I don't know if I will ever experience the fourth phase of culture shock and, honestly, I'm not sure that I ever want to. I am not eager to completely assimilate into the school culture. To accept, completely, all the habits, norms and beliefs that are prevalant in the school system right now would make me an ineffective agent of change and I am really hoping for change. So just as New Zealanders and Canadians cling to their identity in the face of their larger neighbours, I too choose to cling to my culture of a being a parent. However, even if we can't, or won't, completely assimilate, I hope that we can put the cultural differences aside and cheer, support and celebrate the common vision of children succeeding.

Monday, October 6, 2008

A Safe Sandbox

On a ski vacation last winter my son got separated from the group coming down a run at Lake Louise. If you have never skied Lake Louise, trust me, it is a massive hill and the thought of my five year old being lost on it still causes my heart to clench. Everything ended well, a call went out to all employees on the hill, and he was quickly found sitting on a bench near a chair lift seemingly just waiting to be reunited with the group.
After the initial shock and panic wore off, I had to admit that I was impressed by how well he managed the situation. I also had to concede that I wasn't terribly surprised. As I catalouged all the skills he needed to get through this little (or big in my mind) crisis -- I realised he had them in abundance.
You see we have a little local ski hill that we frequent. It is on the river hill, has a tow rope, a t-bar, and 6 runs. This is where you will find us for the majority of the winter. This is where my son practiced all the skills he needed to take on the challenge he met at Lake Louise.
  1. Skill and Ability -- Spending up to 4 times a week on a ski hill develops skill pretty fast. As a consequence this little 5 year old, much to my dismay, can take on Black Diamond runs with his dad. Again with the heart clenching...
  2. Confidence -- All that practice and skill building makes for a very confident little boy. He has faith in himself and in his abilities. The most valuable thing is that comes from within him not from his mom telling him he's great. So when he ends up on a big hill all alone he still has that faith and confidence with him.
  3. Problem Solving -- He has gotten himself into a few interesting predicaments at our local hill, but the nice thing is that the consequences of those situations are for the most part pretty benign (ie not worried about avalanches, falling off a mountain, or getting lost). He has learned where the pitfalls may be (ie out of bounds) and can better identify bad situations that, in the mountains, can have serious consequences.
  4. Adult help/mentors -- The advantage of a small ski hill is the community. I can allow my son to roam our little ski hill because I know I am not the only one looking out for him. As he has encountered various situations all sorts of adults, teens and other kids have been there to help him up, guide him, teach him and keep him safe. He knows what authentic interaction with adults looks like.
I am extremely grateful that I have this "safe sandbox" for my son. I know that it contributed to our happy ending at Lake Louise. My kids are lucky that there are many places like that in my community where they can practice all the skills I mentioned above. However, as my daughter, who is eight, begins to venture online I am beginning to wonder where her "safe sandbox" will be? And by safe I don't mean a perfectly filtered, sterile environment but one like our ski hill where mistakes can be made without dire consequences and there is a community who is ready and able to guide, teach and help her learn how to keep herself safe.

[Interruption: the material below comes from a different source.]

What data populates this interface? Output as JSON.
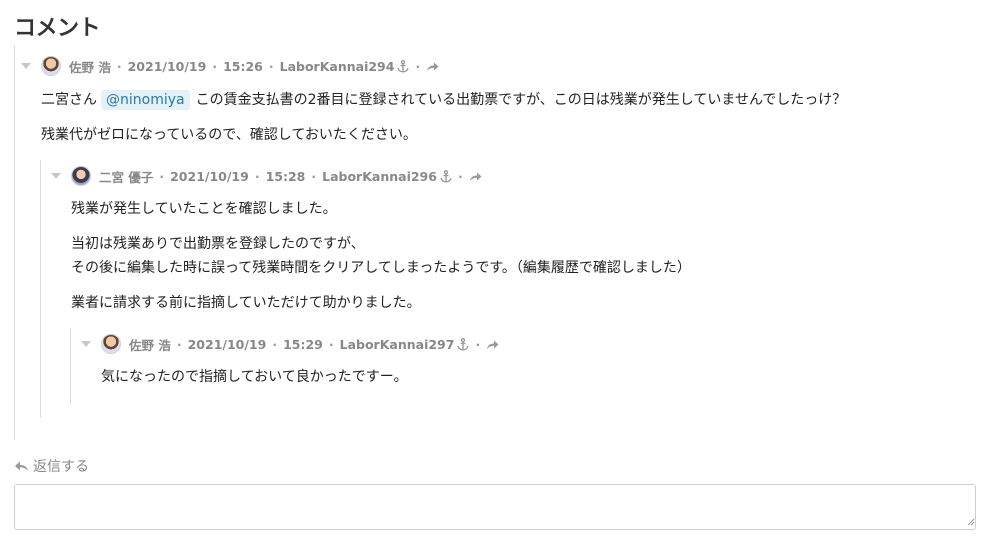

I am really looking forward to Parents as Partners webcast tonight (October 6, 2008 9pm EST) with Dean Shareski as they talk about these issues. How can parents, schools, teachers and community work together to make "a safe digital sandbox" for our children? It is an important issue that I hope gets a lot of attention because the only the thing that makes my heart clench tighter than thinking about my son being lost at Lake Louise is to think what might have happened if he didn't have the skills, confidence, and problem solving abilities he learned in his "sandbox".